Let’s look at the rikishi who put up the best and the worst performances in Makuuchi in the May basho.
Well, obviously. First yusho? Check. Set to make a San’yaku debut? Check. Two special prizes? Check. Lowest-ranked rikishi to win the yusho since 2000, and the first without previous San’yaku experience to do so since 1961? Check. Tachiai is looking forward to seeing how Komusubi Asanoyama fares in Nagoya.
Amid disappointment, controversy, and likely injury, the Georgian still accomplished the one thing that mattered: recording 10 wins and regaining his Ozeki rank.
Winners: Mitakeumi, Tamawashi, Abi, Ryuden, Shodai, Meisei
Aside from Asanoyama, these were the standout performers in the top half of the banzuke. All but Mitakeumi recorded double-digit victories, but Mitakeumi collected his 9 at Komusubi, securing a promotion to Sekiwake and extending his streak of consecutive appearances in lower San’yaku to 15 basho
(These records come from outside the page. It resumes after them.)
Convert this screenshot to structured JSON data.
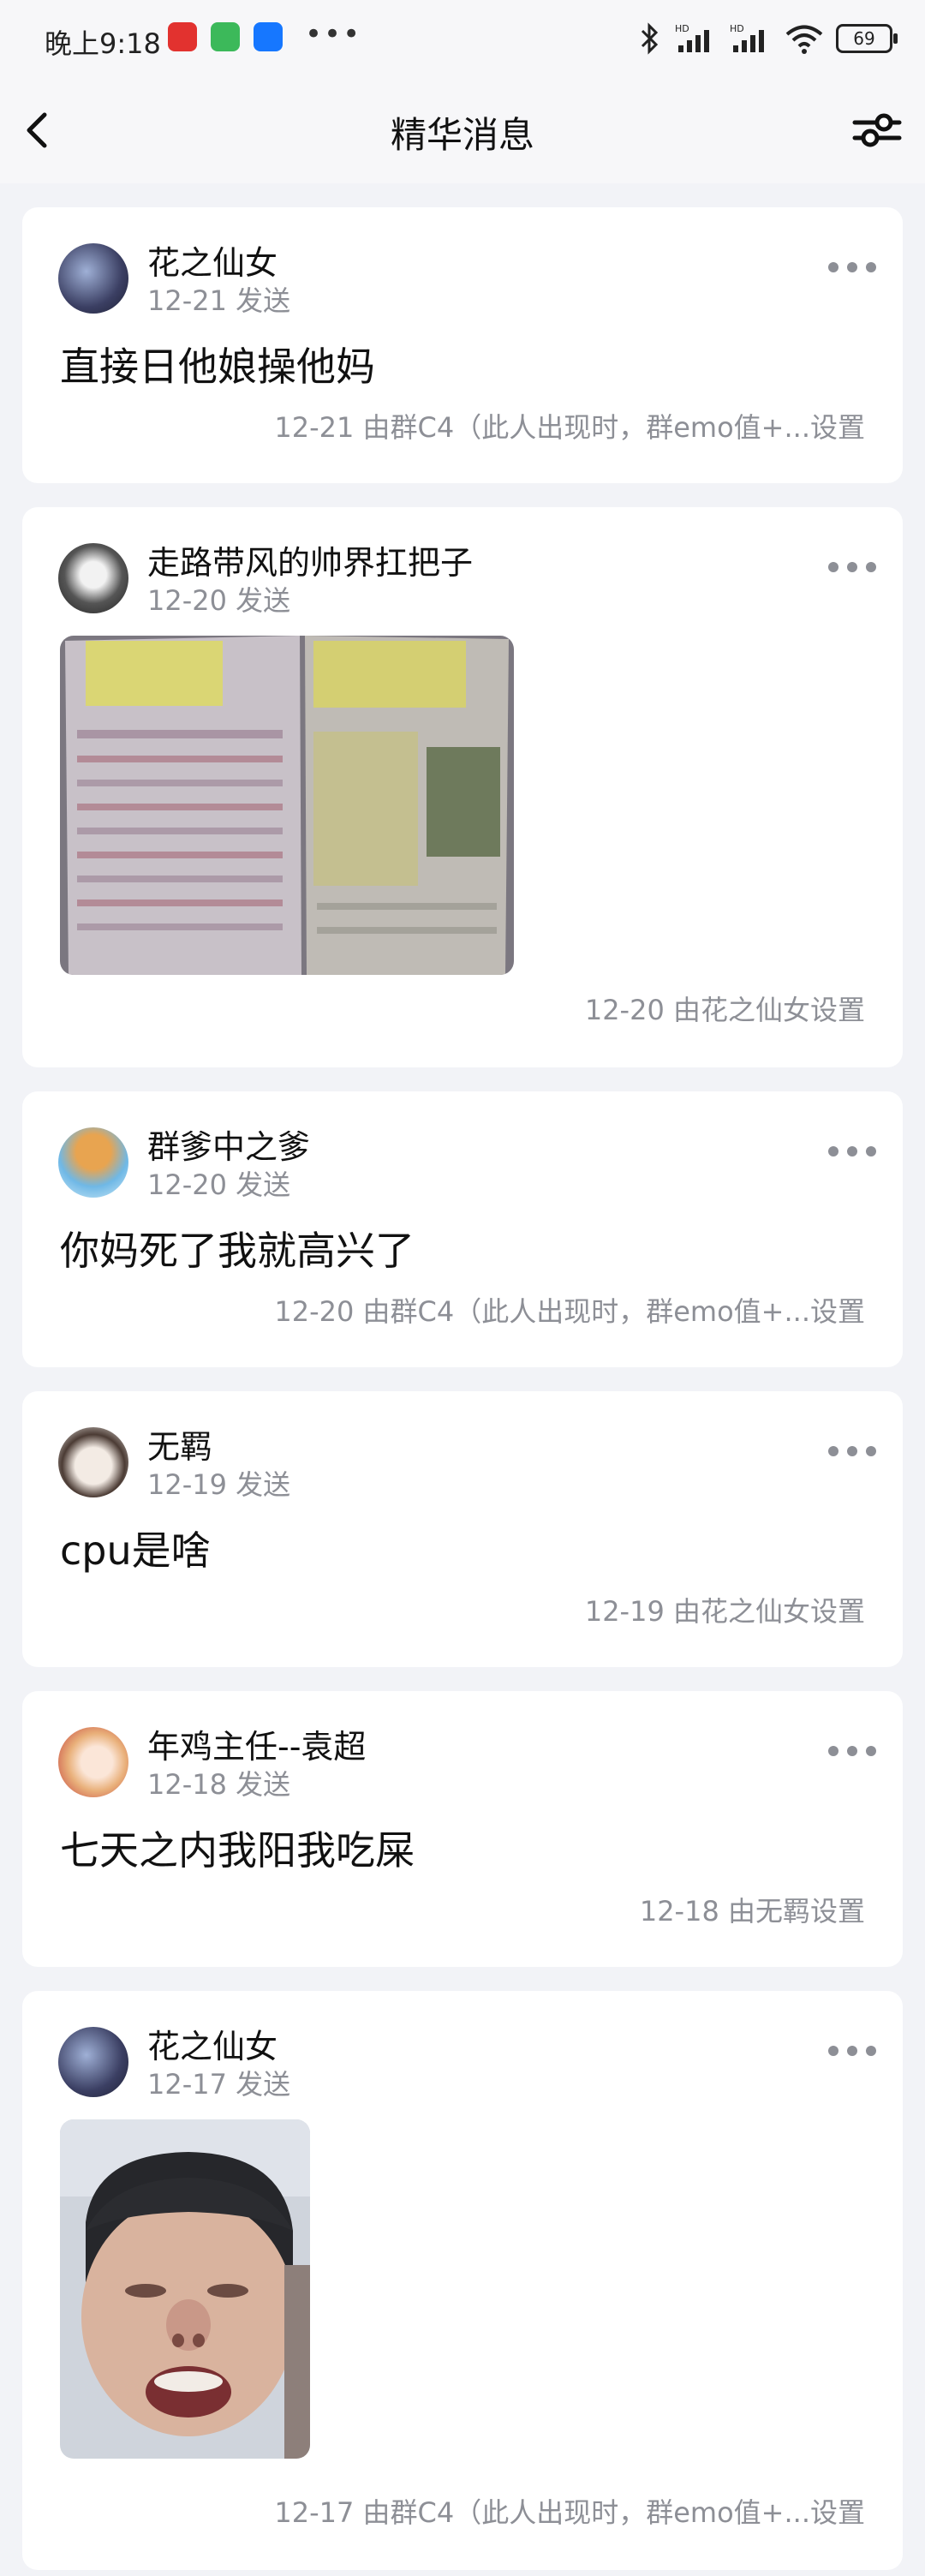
{
  "status_bar": {
    "time": "晚上9:18",
    "battery": "69"
  },
  "header": {
    "title": "精华消息"
  },
  "posts": [
    {
      "username": "花之仙女",
      "sent": "12-21 发送",
      "content": "直接日他娘操他妈",
      "footer": "12-21 由群C4（此人出现时，群emo值+...设置"
    },
    {
      "username": "走路带风的帅界扛把子",
      "sent": "12-20 发送",
      "footer": "12-20 由花之仙女设置"
    },
    {
      "username": "群爹中之爹",
      "sent": "12-20 发送",
      "content": "你妈死了我就高兴了",
      "footer": "12-20 由群C4（此人出现时，群emo值+...设置"
    },
    {
      "username": "无羁",
      "sent": "12-19 发送",
      "content": "cpu是啥",
      "footer": "12-19 由花之仙女设置"
    },
    {
      "username": "年鸡主任--袁超",
      "sent": "12-18 发送",
      "content": "七天之内我阳我吃屎",
      "footer": "12-18 由无羁设置"
    },
    {
      "username": "花之仙女",
      "sent": "12-17 发送",
      "footer": "12-17 由群C4（此人出现时，群emo值+...设置"
    }
  ]
}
, a modern-day record. [Edit: I thought that Goeido held the record with 14, but those were all at Sekiwake. When he appears at Sekiwake on the Nagoya banzuke, Mitakeumi will assume sole possession of second place for consecutive appearances at Sekiwake or Komusubi; Wakanosato holds the all-time record with 19]. Tamawashi is also set to return to Sekiwake, while Abi will make his San’yaku debut at Komusubi. Ryuden, Shodai and Meisei will take their places right at the top of the maegashira ranks. Abi and Ryuden pick up a special prize apiece to boot.
Winners: Shimanoumi, Tomokaze, Dishoho
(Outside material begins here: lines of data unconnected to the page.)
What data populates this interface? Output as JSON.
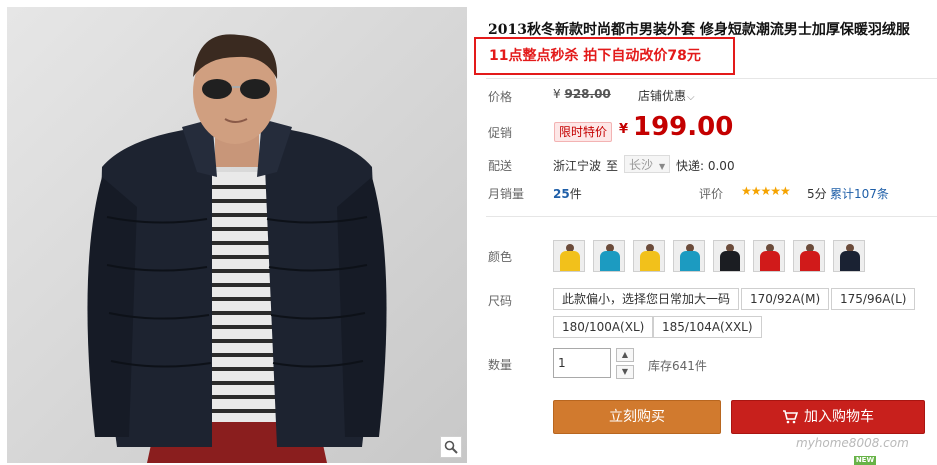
{
  "product": {
    "title": "2013秋冬新款时尚都市男装外套 修身短款潮流男士加厚保暖羽绒服",
    "promo": "11点整点秒杀 拍下自动改价78元"
  },
  "price_row": {
    "label": "价格",
    "original_price": "928.00",
    "currency": "¥",
    "shop_promo": "店铺优惠"
  },
  "promo_row": {
    "label": "促销",
    "badge": "限时特价",
    "currency": "¥",
    "price": "199.00"
  },
  "shipping": {
    "label": "配送",
    "from": "浙江宁波",
    "to_word": "至",
    "to_city": "长沙",
    "fee": "快递: 0.00"
  },
  "sales": {
    "label": "月销量",
    "count": "25",
    "unit": "件",
    "rating_label": "评价",
    "stars": "★★★★★",
    "score": "5分",
    "reviews": "累计107条"
  },
  "colors": {
    "label": "颜色",
    "swatches": [
      {
        "name": "yellow",
        "color": "#f2c11b"
      },
      {
        "name": "teal",
        "color": "#1c9bc1"
      },
      {
        "name": "yellow",
        "color": "#f2c11b"
      },
      {
        "name": "teal",
        "color": "#1c9bc1"
      },
      {
        "name": "black",
        "color": "#1b1d22"
      },
      {
        "name": "red",
        "color": "#d11a1a"
      },
      {
        "name": "red",
        "color": "#d11a1a"
      },
      {
        "name": "navy",
        "color": "#1a2233"
      }
    ]
  },
  "sizes": {
    "label": "尺码",
    "options": [
      "此款偏小，选择您日常加大一码",
      "170/92A(M)",
      "175/96A(L)",
      "180/100A(XL)",
      "185/104A(XXL)"
    ]
  },
  "quantity": {
    "label": "数量",
    "value": "1",
    "stock": "库存641件"
  },
  "actions": {
    "buy_now": "立刻购买",
    "add_to_cart": "加入购物车"
  },
  "watermark": "myhome8008.com",
  "new_badge": "NEW",
  "colors_theme": {
    "accent_red": "#c40000",
    "buy_orange": "#d17a2e",
    "cart_red": "#c8201c",
    "link_blue": "#1f5fa8"
  }
}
These are my top performers in the lower half of the maegashira ranks. Shimanoumi overcame a shaky start to record double-digit wins in his top-division debut, collect a special prize, and set himself up for much tougher opposition in Nagoya (I project him to jump from M12 to M6 on the next banzuke). Tomokaze struggled to get his kachi-koshi in his second tournament in Makuuchi, but he did so with 3 straight victories to close the basho and extended his amazing run of 13 professional tournaments without ever suffering a losing record. And Daishoho, who was lucky to survive his first top-division tournament in March after a 7-8 performance at M16, improved to 9-6 in his second, and looked good doing so. He should be squarely in the mid-maegashira ranks in July. Honorable mention goes to Kotoeko, who looked set to make this list before he lost his final five bouts, and Enho, who fought skillfully and valiantly despite an injury, fell just short of a winning record, but lives to fight in the top division in Nagoya.
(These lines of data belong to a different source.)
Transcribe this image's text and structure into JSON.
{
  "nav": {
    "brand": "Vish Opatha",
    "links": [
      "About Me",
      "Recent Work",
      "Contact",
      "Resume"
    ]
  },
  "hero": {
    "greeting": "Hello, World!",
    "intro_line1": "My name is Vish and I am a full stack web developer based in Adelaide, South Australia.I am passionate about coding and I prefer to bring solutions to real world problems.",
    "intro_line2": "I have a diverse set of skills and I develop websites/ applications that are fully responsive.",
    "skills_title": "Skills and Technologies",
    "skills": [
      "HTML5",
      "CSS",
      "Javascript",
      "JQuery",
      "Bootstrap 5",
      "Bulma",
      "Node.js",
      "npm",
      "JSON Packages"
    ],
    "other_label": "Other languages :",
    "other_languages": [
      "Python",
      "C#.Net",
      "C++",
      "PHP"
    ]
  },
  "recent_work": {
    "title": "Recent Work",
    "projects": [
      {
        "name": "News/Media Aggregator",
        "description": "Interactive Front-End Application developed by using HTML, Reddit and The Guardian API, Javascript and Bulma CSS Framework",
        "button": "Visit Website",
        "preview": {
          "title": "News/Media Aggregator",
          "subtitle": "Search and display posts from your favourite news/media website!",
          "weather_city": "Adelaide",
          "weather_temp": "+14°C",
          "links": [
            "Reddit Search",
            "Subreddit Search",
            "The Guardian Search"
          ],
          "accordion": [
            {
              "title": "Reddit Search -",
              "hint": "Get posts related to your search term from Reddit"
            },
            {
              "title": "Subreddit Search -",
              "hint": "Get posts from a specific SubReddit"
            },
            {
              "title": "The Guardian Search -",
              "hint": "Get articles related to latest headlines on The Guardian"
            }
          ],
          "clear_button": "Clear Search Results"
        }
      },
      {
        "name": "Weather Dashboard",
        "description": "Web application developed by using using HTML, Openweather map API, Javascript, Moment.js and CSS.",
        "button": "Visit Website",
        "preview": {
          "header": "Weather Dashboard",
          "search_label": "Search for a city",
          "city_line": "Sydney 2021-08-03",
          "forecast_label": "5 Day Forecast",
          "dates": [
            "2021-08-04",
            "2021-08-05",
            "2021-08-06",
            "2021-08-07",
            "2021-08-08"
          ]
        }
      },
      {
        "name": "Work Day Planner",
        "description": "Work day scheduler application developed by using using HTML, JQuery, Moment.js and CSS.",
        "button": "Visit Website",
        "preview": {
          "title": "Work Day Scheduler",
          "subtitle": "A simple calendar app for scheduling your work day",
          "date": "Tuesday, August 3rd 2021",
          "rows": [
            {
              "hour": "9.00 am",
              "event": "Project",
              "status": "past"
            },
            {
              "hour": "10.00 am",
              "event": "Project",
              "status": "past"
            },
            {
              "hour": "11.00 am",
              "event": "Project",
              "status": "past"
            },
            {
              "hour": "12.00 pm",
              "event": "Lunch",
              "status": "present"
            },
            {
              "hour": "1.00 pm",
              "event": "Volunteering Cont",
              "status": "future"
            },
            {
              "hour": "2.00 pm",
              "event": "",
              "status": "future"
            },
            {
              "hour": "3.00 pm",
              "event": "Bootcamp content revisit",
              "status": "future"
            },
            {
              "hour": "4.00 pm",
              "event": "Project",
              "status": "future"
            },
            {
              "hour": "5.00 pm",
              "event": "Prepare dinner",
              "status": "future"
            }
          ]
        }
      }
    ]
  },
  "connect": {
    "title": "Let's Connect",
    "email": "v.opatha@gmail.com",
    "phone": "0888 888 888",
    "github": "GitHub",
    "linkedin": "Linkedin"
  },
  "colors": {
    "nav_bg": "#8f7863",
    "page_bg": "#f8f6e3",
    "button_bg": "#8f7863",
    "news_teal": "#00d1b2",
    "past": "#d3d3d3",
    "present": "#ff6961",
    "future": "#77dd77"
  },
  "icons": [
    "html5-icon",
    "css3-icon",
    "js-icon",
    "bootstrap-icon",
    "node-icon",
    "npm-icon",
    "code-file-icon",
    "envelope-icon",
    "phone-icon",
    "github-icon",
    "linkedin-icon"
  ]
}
Sure, he picked up his “Yokozuna kachi-koshi” and the jun-yusho, but for the sole Yokozuna in a tournament with heavily depleted upper ranks, nothing short of the championship would do, especially when he hasn’t won a yusho in a year. Oh, and he handed out a pair of kinboshi.
Losers: The Ozeki
Yes, all three of them. Like Kakuryu, Goeido and “Next Yokozuna” Takayasu yet again failed to capitalize on a golden opportunity to win their second and first championship, respectively. And Takakeisho got hurt in his Ozeki debut, made an ill-advised and futile one-bout return, and will be kadoban in Nagoya. Tachiai hopes that his injury heals well and quickly so that he can defend his rank and resume his upward career trajectory.
Losers: Ichinojo and Aoiyama
Both followed up their outstanding performances in Osaka with losing records at Natsu, and will be dropping out of San’yaku after one tournament. On the bright side, they should land among the top eight maegashira, and Ichinojo looked much better after sitting out four days.
The big Brazilian, one of our favorite men in sumo, was able to record only 3 victories for the second-straight basho, this time as a result of a Day 8 withdrawal due to injury. Just like that, he will go from M1 to perilously close to the bottom of Makuuchi, and will likely need a winning record in Nagoya to avoid a visit to Juryo.
Losers: Chiyoshoma, Tokushoryu, Ishiura
All recorded double-digit losses, and will be fighting in the second division in July. Chiyoshoma and Ishiura needed a lot of banzuke luck to survive in Makuuchi last time around (and the time before that for Chiyoshoma), and Tokushoryu was very fortunate to be promoted, so this isn’t a surprise. At least the sad state of Juryo means that they’ll land near the top of the division and can fight their way back up with strong performances. Dishonorable mention goes to Terutsuyoshi, who should take Chiyoshoma’s place as a very lucky two-time survivor, Kagayaki, who was in danger of demotion for much of the tournament despite being ranked at M10, and who only collected 5 wins, and to Yoshikaze, who only managed 4.